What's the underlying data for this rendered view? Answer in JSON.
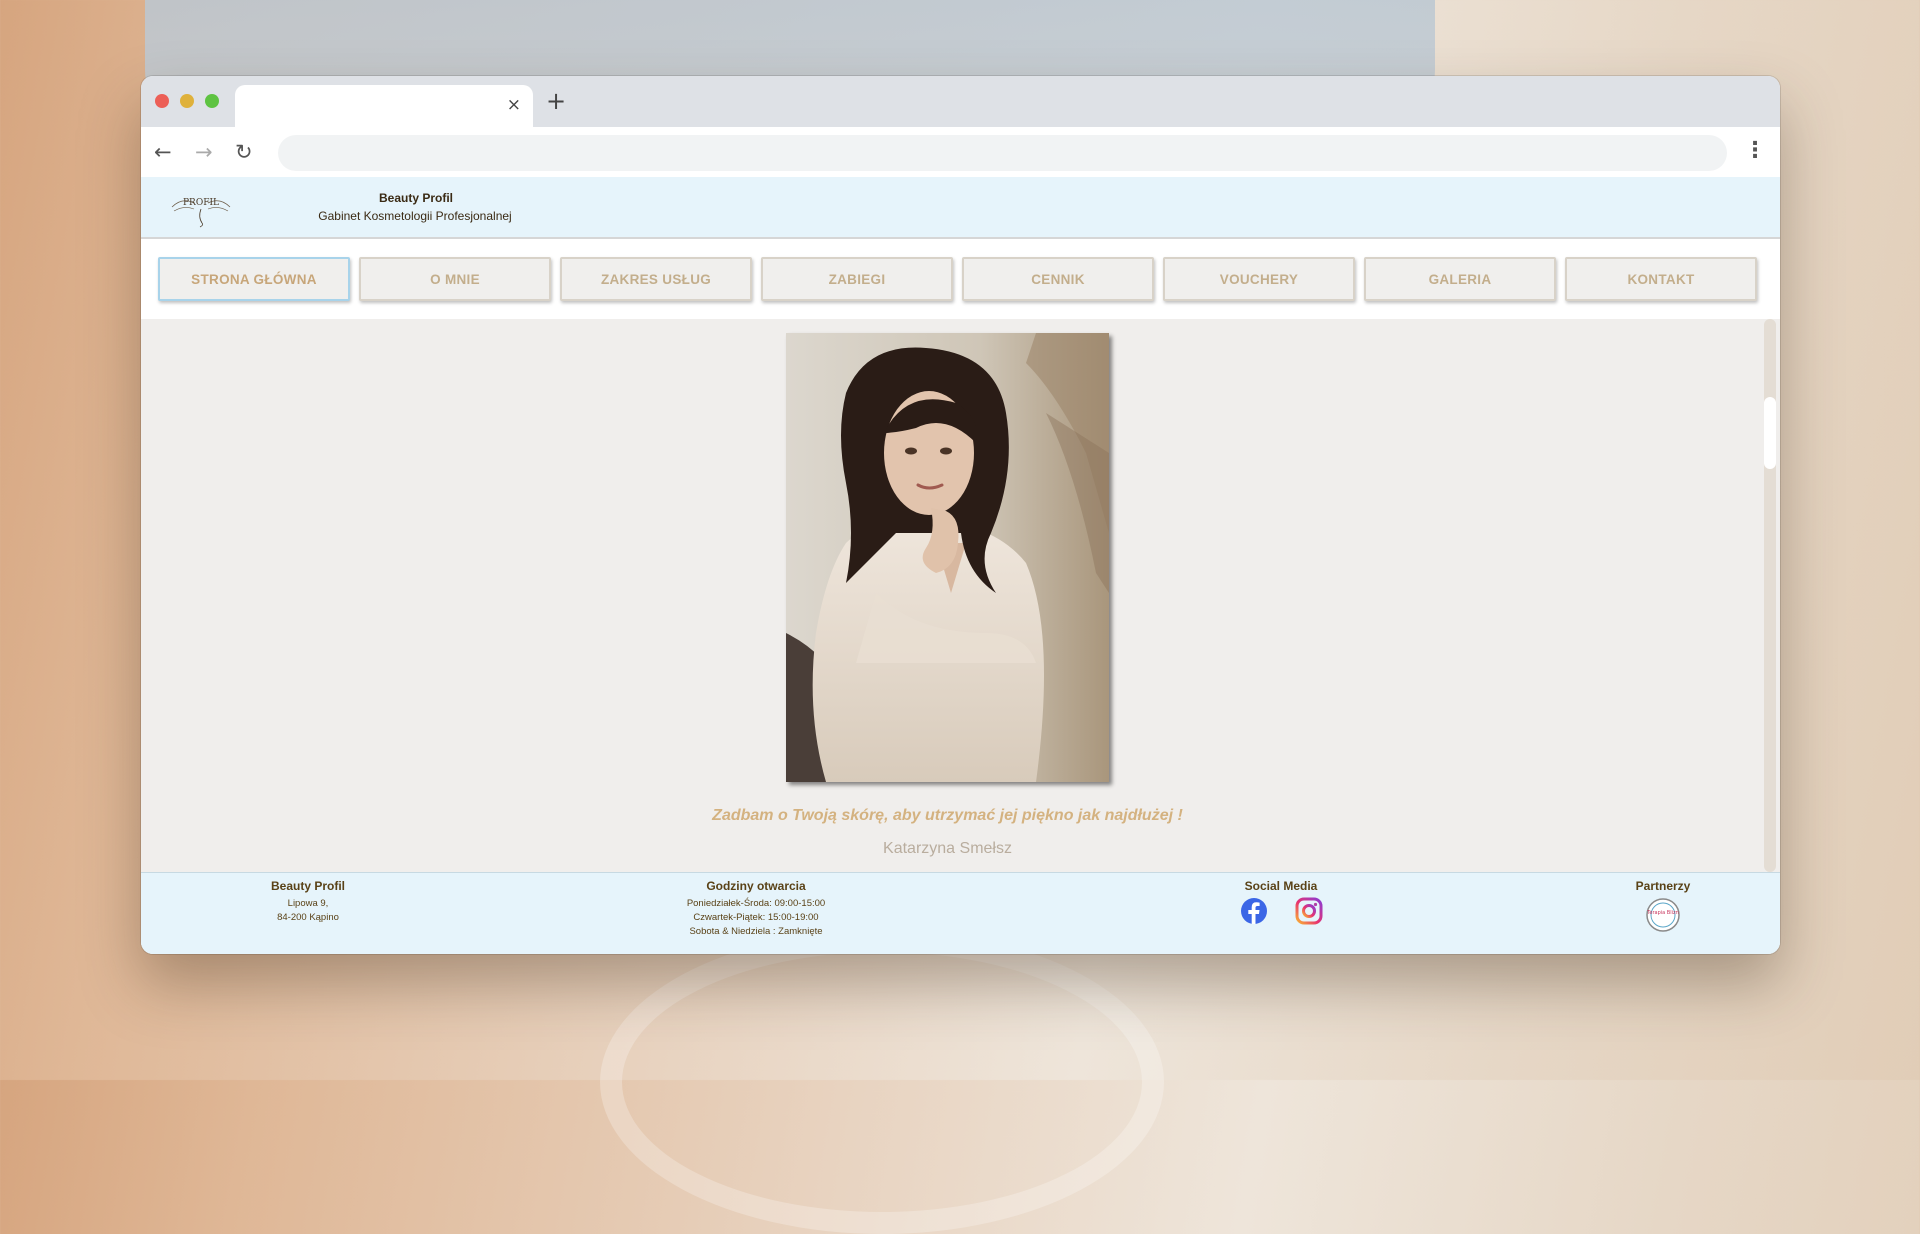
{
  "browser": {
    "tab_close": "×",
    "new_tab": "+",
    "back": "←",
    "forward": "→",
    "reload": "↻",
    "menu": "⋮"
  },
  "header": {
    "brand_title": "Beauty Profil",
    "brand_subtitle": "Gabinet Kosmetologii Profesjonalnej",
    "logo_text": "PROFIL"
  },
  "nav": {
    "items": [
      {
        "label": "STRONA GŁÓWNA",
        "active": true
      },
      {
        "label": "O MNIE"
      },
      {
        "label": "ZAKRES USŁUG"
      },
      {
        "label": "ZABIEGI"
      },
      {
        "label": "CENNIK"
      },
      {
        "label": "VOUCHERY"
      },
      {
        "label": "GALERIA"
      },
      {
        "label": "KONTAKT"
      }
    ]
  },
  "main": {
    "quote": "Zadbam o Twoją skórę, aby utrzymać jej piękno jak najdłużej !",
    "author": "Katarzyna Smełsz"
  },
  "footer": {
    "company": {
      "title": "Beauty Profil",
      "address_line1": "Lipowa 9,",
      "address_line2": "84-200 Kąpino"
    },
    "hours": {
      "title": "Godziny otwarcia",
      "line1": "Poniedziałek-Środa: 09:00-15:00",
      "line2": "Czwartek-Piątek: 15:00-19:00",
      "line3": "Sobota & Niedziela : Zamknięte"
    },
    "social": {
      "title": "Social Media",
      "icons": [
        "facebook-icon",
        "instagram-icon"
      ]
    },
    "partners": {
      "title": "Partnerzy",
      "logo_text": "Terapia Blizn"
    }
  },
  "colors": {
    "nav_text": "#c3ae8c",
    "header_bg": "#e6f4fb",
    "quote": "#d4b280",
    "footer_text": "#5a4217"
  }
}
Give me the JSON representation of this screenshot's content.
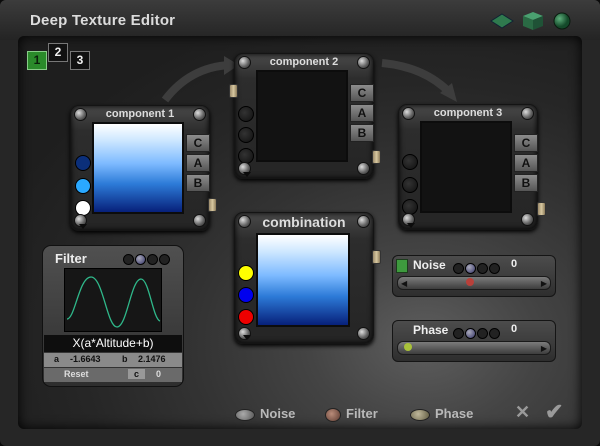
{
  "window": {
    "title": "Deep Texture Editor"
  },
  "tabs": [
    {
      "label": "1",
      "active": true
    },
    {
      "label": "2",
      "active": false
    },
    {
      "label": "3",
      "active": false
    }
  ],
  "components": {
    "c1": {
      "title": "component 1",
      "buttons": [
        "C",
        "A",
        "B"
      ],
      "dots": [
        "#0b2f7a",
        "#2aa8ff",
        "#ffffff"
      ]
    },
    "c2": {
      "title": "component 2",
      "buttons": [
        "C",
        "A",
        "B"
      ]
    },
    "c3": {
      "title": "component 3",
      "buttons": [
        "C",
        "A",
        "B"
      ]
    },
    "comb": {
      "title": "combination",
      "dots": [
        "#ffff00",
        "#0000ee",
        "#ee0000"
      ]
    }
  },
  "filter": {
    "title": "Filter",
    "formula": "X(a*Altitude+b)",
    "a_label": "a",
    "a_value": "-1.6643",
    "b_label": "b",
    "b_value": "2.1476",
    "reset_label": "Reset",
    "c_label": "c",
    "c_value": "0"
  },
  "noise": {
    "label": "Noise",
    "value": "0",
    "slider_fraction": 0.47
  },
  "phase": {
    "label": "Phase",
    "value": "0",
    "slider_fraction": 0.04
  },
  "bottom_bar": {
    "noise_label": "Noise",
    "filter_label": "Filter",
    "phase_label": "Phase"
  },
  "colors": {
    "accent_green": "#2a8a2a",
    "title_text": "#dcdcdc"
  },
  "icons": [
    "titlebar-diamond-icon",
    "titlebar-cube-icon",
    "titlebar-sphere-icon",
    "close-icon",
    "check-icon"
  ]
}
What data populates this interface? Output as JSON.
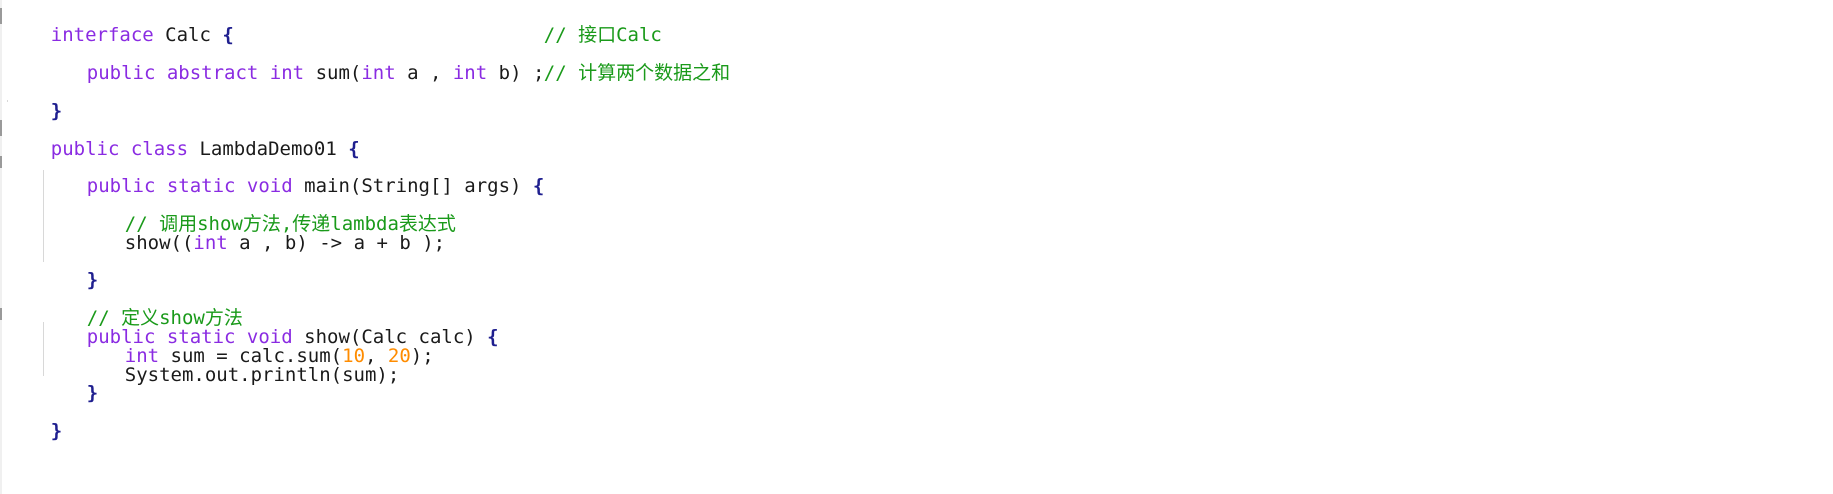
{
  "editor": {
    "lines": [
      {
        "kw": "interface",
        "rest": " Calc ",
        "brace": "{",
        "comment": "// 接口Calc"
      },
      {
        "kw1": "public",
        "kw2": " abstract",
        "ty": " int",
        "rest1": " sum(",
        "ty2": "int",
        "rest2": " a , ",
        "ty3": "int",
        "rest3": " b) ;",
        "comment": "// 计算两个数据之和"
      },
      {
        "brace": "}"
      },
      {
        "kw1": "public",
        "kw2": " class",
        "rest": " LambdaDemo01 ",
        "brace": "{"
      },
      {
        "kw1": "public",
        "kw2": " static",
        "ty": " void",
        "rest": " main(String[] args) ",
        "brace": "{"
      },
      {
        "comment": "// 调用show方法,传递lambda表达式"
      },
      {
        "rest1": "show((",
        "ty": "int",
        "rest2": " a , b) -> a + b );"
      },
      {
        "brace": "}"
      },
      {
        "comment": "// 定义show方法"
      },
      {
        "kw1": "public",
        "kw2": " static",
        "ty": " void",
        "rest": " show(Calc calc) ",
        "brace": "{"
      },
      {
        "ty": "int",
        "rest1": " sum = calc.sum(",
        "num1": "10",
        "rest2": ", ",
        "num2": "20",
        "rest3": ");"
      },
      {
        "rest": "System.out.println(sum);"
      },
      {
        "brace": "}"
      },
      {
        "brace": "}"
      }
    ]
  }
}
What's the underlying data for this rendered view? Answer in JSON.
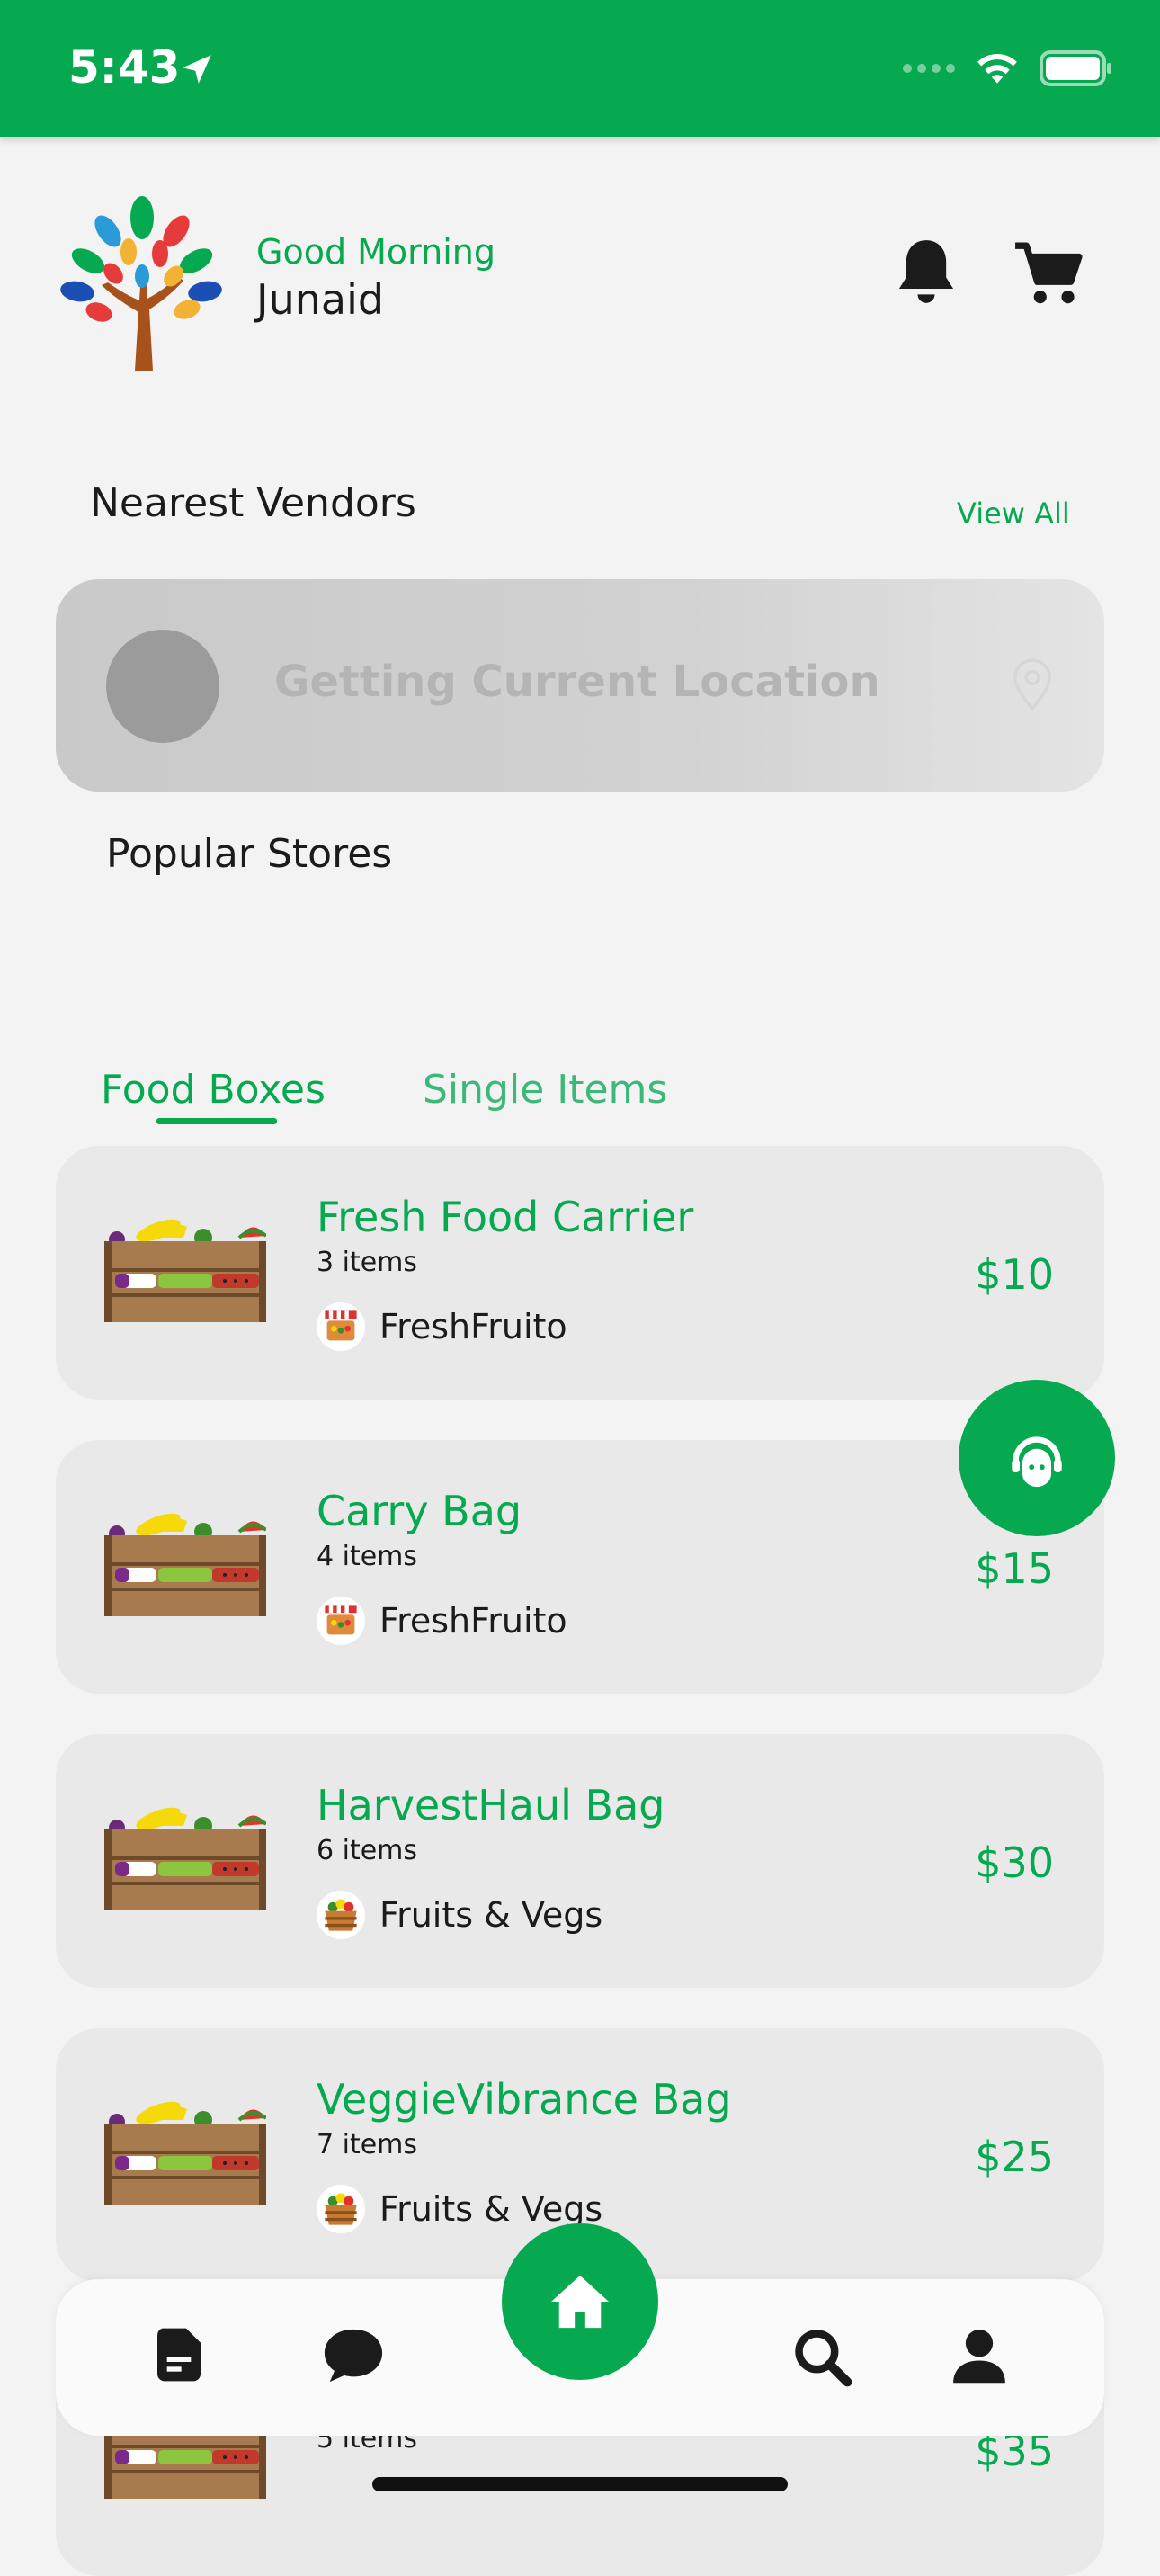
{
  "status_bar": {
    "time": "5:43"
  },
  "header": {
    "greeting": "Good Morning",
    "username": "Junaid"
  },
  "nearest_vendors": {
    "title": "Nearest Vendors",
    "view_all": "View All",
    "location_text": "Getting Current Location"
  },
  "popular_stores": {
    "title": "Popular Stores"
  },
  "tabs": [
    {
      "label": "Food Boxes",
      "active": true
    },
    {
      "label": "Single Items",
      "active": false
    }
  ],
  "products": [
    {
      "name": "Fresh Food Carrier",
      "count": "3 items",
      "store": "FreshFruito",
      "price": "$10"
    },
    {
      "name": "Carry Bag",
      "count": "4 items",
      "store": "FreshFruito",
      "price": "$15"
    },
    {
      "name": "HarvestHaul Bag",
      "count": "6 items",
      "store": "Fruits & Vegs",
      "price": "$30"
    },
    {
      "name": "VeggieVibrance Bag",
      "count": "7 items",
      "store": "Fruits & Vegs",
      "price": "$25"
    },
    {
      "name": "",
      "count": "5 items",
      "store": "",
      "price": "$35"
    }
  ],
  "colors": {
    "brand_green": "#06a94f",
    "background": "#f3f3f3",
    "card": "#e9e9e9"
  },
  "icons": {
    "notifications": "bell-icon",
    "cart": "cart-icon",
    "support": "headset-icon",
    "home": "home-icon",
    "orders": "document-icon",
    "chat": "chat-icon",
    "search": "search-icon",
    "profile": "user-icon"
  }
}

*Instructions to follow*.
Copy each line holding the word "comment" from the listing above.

*Result below*.
        "comment": "// 接口Calc"
        "comment": "// 计算两个数据之和"
        "comment": "// 调用show方法,传递lambda表达式"
        "comment": "// 定义show方法"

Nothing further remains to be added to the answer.